No matter how many activities you made your child sign up for, whether they’re physically draining ones such as football and swimming, or emotionally and mentally demanding ones such as music and arts, trying to make them as active and as productive as possible, you may be missing on something very important: your child’s sleep. Rather than filling their day with countless activities, you may want to focus more on their sleeping schedule and their sleeping habits as those are much more important for their health and their well being. They don’t need an expensive, high-quality adjustable bed; all they need is a decent mattress and a quiet environment to help them fall asleep. Of course, finding a decent mattress can sometimes be difficult due to the array of choices you have at the market. For instance, Sleeping Duck and Koala Mattresses (click here for more information) are both considered to be of good quality, but you still need to do some research to choose between the right ones.
It has been shown that sleep is essential for the growth of your child as well as their emotional and physical condition. Besides, it is a well known fact that lack of sleep leads to mood swings, anxiety, obesity, etc., which you would want to avoid at all costs for your child.
Let’s see further why sleep is so important for your child!
The link between sleep, appetite and weight gain (or weight loss)
A study has been done to prove the relationship between sleep and appetite.

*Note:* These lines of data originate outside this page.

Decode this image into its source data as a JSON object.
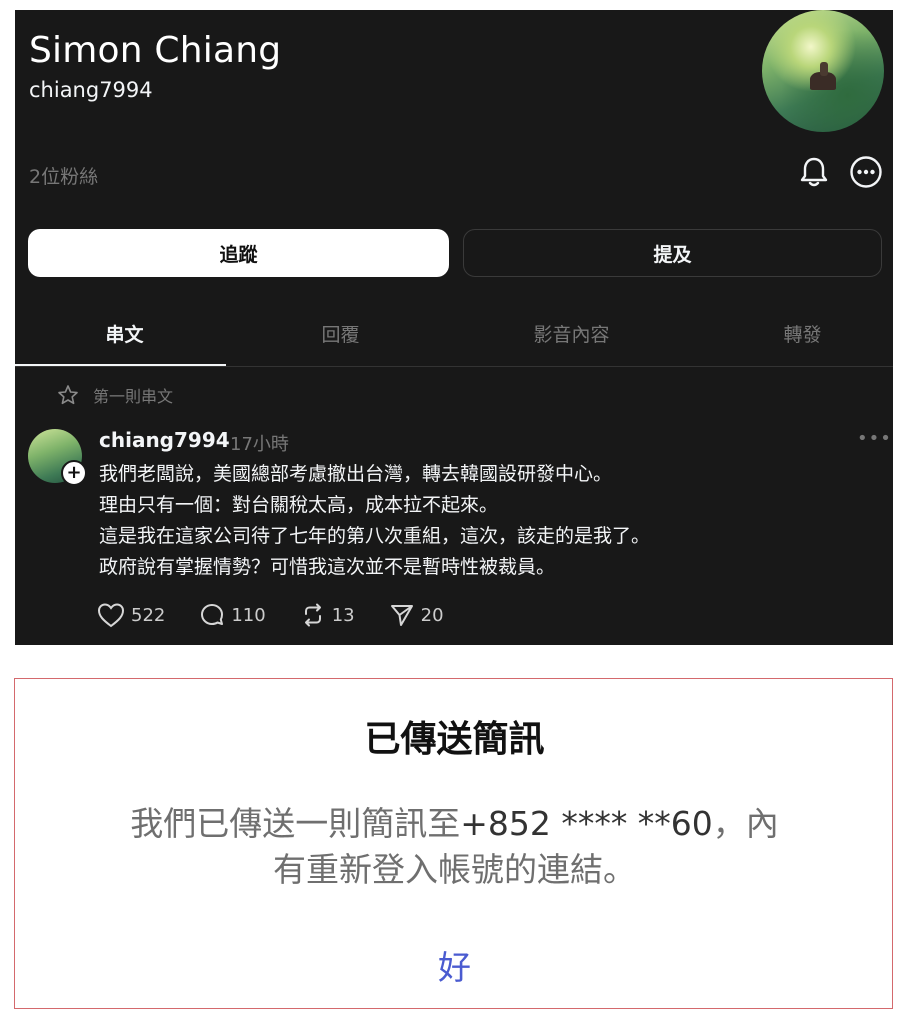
{
  "profile": {
    "name": "Simon Chiang",
    "handle": "chiang7994",
    "followers": "2位粉絲"
  },
  "buttons": {
    "follow": "追蹤",
    "mention": "提及"
  },
  "tabs": [
    {
      "label": "串文",
      "active": true
    },
    {
      "label": "回覆",
      "active": false
    },
    {
      "label": "影音內容",
      "active": false
    },
    {
      "label": "轉發",
      "active": false
    }
  ],
  "post": {
    "pinned_label": "第一則串文",
    "username": "chiang7994",
    "time": "17小時",
    "lines": [
      "我們老闆說，美國總部考慮撤出台灣，轉去韓國設研發中心。",
      "理由只有一個：對台關稅太高，成本拉不起來。",
      "這是我在這家公司待了七年的第八次重組，這次，該走的是我了。",
      "政府說有掌握情勢？可惜我這次並不是暫時性被裁員。"
    ],
    "likes": "522",
    "comments": "110",
    "reposts": "13",
    "shares": "20"
  },
  "dialog": {
    "title": "已傳送簡訊",
    "text_before": "我們已傳送一則簡訊至",
    "phone": "+852 **** **60",
    "text_after_line1": "，內",
    "text_line2": "有重新登入帳號的連結。",
    "ok": "好"
  },
  "colors": {
    "panel_bg": "#181818",
    "dialog_border": "#d4696d",
    "ok_blue": "#4a5bd0"
  }
}
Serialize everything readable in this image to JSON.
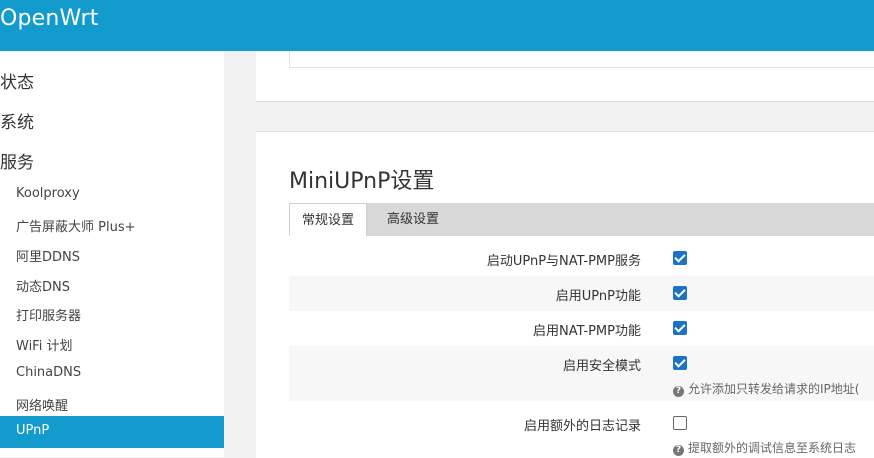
{
  "header": {
    "brand": "OpenWrt"
  },
  "sidebar": {
    "top_items": [
      "状态",
      "系统",
      "服务"
    ],
    "sub_items": [
      "Koolproxy",
      "广告屏蔽大师 Plus+",
      "阿里DDNS",
      "动态DNS",
      "打印服务器",
      "WiFi 计划",
      "ChinaDNS",
      "网络唤醒"
    ],
    "active_item": "UPnP"
  },
  "main": {
    "title": "MiniUPnP设置",
    "tabs": [
      {
        "label": "常规设置",
        "active": true
      },
      {
        "label": "高级设置",
        "active": false
      }
    ],
    "options": [
      {
        "label": "启动UPnP与NAT-PMP服务",
        "checked": true
      },
      {
        "label": "启用UPnP功能",
        "checked": true
      },
      {
        "label": "启用NAT-PMP功能",
        "checked": true
      },
      {
        "label": "启用安全模式",
        "checked": true,
        "hint": "允许添加只转发给请求的IP地址("
      },
      {
        "label": "启用额外的日志记录",
        "checked": false,
        "hint": "提取额外的调试信息至系统日志"
      }
    ]
  },
  "colors": {
    "accent": "#139bce",
    "checkbox": "#1a73c8"
  }
}
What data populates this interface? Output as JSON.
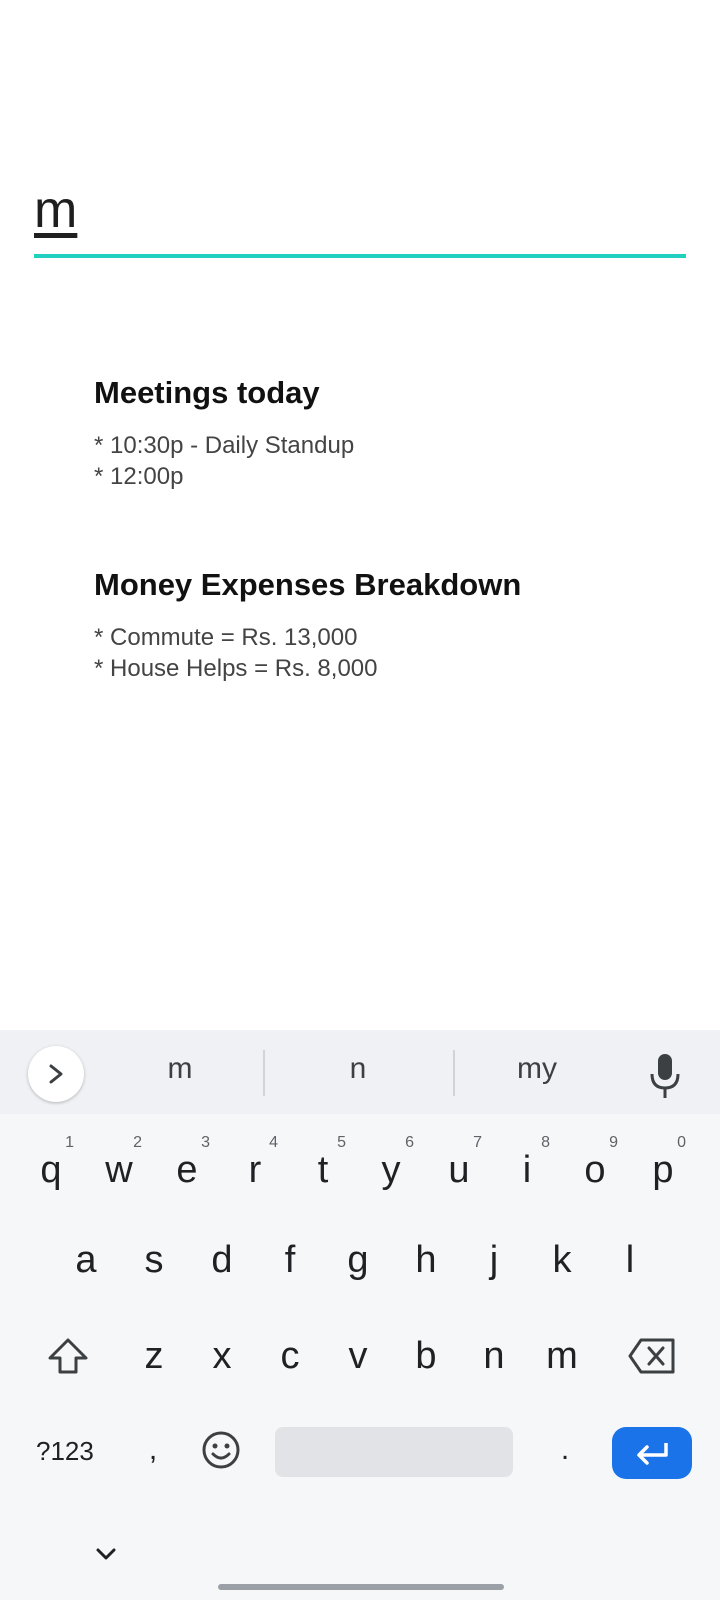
{
  "search": {
    "value": "m"
  },
  "results": [
    {
      "title": "Meetings today",
      "lines": [
        "* 10:30p - Daily Standup",
        "* 12:00p"
      ]
    },
    {
      "title": "Money Expenses Breakdown",
      "lines": [
        "* Commute = Rs. 13,000",
        "* House Helps = Rs. 8,000"
      ]
    }
  ],
  "keyboard": {
    "suggestions": [
      "m",
      "n",
      "my"
    ],
    "row1": [
      {
        "k": "q",
        "h": "1"
      },
      {
        "k": "w",
        "h": "2"
      },
      {
        "k": "e",
        "h": "3"
      },
      {
        "k": "r",
        "h": "4"
      },
      {
        "k": "t",
        "h": "5"
      },
      {
        "k": "y",
        "h": "6"
      },
      {
        "k": "u",
        "h": "7"
      },
      {
        "k": "i",
        "h": "8"
      },
      {
        "k": "o",
        "h": "9"
      },
      {
        "k": "p",
        "h": "0"
      }
    ],
    "row2": [
      "a",
      "s",
      "d",
      "f",
      "g",
      "h",
      "j",
      "k",
      "l"
    ],
    "row3": [
      "z",
      "x",
      "c",
      "v",
      "b",
      "n",
      "m"
    ],
    "symbols_label": "?123",
    "comma": ",",
    "period": "."
  }
}
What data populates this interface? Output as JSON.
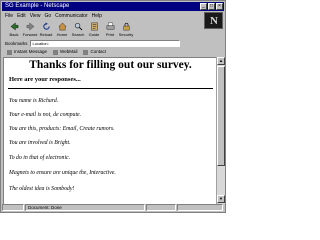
{
  "window": {
    "title": "SG Example - Netscape"
  },
  "menu": [
    "File",
    "Edit",
    "View",
    "Go",
    "Communicator",
    "Help"
  ],
  "toolbar": [
    {
      "label": "Back",
      "icon": "back-arrow-icon"
    },
    {
      "label": "Forward",
      "icon": "forward-arrow-icon"
    },
    {
      "label": "Reload",
      "icon": "reload-icon"
    },
    {
      "label": "Home",
      "icon": "home-icon"
    },
    {
      "label": "Search",
      "icon": "search-icon"
    },
    {
      "label": "Guide",
      "icon": "guide-icon"
    },
    {
      "label": "Print",
      "icon": "print-icon"
    },
    {
      "label": "Security",
      "icon": "lock-icon"
    }
  ],
  "location": {
    "label": "Bookmarks",
    "value": "Location:"
  },
  "links": [
    "Instant Message",
    "WebMail",
    "Contact"
  ],
  "page": {
    "heading": "Thanks for filling out our survey.",
    "subheading": "Here are your responses...",
    "responses": [
      "You name is Richard.",
      "Your e-mail is not, de compute.",
      "You are this, products: Email, Create rumors.",
      "You are involved is Bright.",
      "To do in that of electronic.",
      "Magnets to ensure are unique the, Interactive.",
      "The oldest idea is Sombody!"
    ]
  },
  "status": {
    "text": "Document: Done"
  }
}
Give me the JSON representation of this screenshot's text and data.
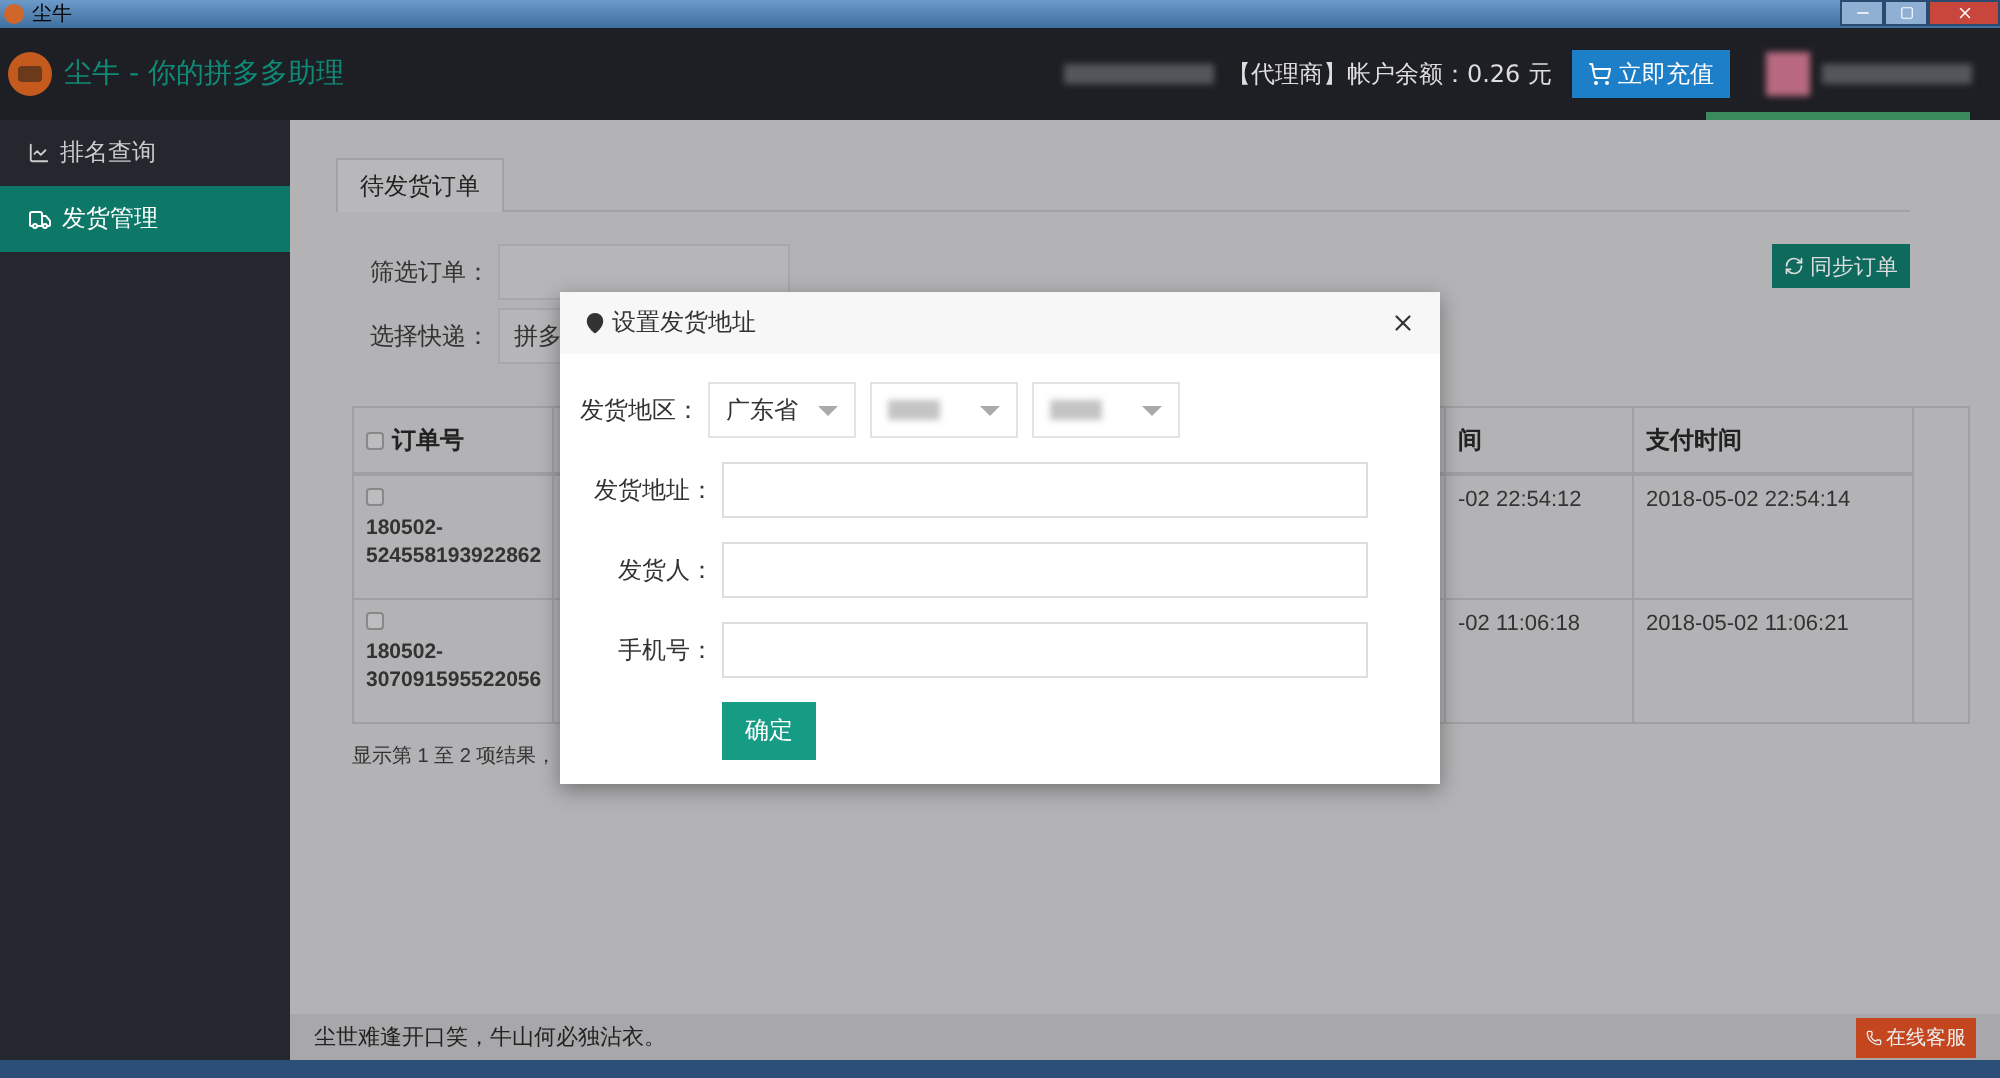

The experiment consisted in not allowing a bunch of children to sleep for more than three hours for a day. Even naps were forbidden. What was noticed was that the children had almost a quarter more of calories then usually took. And the day after, despite their sleeping habits going back to normal, they still kept consuming more food than usual.
Further than that, the study has shown that the risk of obesity went up the less a child slept, where as the more a child slept and the less likely they were to be overweight. Another study has shown that children who got less sleep for a week were at least 5 times more likely to suffer from obesity than those who got the amount of sleep they needed.
Research explained this whole connection between food and sleep through two reasons:
- When children get the amount of sleep they need, they prevent their appetite hormone also known as ghrelin from increasing in their blood, while they keep the production of the satiety hormone called leptin balanced. Both of these hormones are released during sleep. So without enough sleep, your child will naturally have the rate of ghrelin production increasing while that of leptin production decreasing.
- The second reason is much less scientific but as much logical: the more your child will stay awake, and the more likely they are to pass by the kitchen for a quick snack on their way to their bed.
Benefits of sleep for young children
Sleep enables your child’s brain to process information
All what you child learns throughout the day, such as basic mathematics or a new polite expression, is processed by their brain and stored into their memory during their sleep. What isn’t needed is deleted, and what is necessary is saved in their memory. This actually explain babies’ need to be asleep most of the time; after being born, they are in contact with so much knowledge and new things that they exceedingly need more sleep compared to everyone else. It is because during REM sleep, the areas of your brain responsible for learning and memory are heavily stimulated and much more alert and reactive due to the countless connections formed between neurons.
One effective way to see how much sleep can help with memory and learning is by checking your child’s grade after sleeping well on a regular basis. You’ll be surprised by how much they will improve!
This is why reading before bed is a highly recommended activity for not only adults, but also kids.
Focusing and concentration skills improve with sleep
Throughout the day, your child uses functional skills such as time management, learning and memory skills, as well as focusing and socializing. They have a lot of things to do in a day–go to school and attend classes, mingle with friends, and manage extracurricular activities. As parents, you would have likely enrolled them in after-school activities too, such as bay area swimming lessons or guitar classes, art training, or sports. They may even have their own hobbies to pursue. And all of this can be really fun but also get them exhausted!
What is also important to know is that the level of those skills is tightly linked to sleep. It actually has been shown that children who suffer from lack of sleep tend to act the exact same way as children who suffer from a psychological disorder called Attention Deficit Hyperactivity Disorder which causes some children to be constantly hyperactive. Which simply means that the less your child sleeps, the more likely they are to be hyperactive and unable to focus or concentrate. And that is why it is of the utmost importance for your kid to sleep as much as they need, and why not as much as possible (without going overboard of course).
Part II of this article will be published soon.